▶ What you will do
In the listing below, how many lines contain the word "icon"? Please respond with the number only.

Segment Open

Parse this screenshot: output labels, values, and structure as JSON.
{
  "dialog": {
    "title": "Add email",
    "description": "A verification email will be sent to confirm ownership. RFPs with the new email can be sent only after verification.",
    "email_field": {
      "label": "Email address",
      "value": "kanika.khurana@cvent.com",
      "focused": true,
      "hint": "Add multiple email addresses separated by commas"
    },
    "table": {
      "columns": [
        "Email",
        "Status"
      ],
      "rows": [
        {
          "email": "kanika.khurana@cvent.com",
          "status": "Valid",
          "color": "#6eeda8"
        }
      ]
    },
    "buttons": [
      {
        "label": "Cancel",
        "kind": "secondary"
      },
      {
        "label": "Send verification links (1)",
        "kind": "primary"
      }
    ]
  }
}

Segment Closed
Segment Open

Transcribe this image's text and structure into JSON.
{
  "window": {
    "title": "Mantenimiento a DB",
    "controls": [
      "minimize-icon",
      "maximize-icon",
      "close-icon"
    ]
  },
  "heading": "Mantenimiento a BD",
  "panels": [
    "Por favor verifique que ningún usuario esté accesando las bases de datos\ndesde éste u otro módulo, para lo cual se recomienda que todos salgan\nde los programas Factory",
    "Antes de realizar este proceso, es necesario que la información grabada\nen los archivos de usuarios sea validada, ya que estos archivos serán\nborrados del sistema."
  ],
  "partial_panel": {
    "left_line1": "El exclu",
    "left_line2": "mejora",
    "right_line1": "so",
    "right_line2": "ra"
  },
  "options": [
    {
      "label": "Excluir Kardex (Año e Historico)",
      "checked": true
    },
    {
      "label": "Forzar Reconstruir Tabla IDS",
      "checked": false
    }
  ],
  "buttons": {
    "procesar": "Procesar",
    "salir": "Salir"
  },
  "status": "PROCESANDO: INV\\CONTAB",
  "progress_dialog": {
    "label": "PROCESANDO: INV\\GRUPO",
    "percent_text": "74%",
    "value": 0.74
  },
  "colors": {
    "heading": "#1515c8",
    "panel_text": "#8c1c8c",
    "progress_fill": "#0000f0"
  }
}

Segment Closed

▶ Written solution
3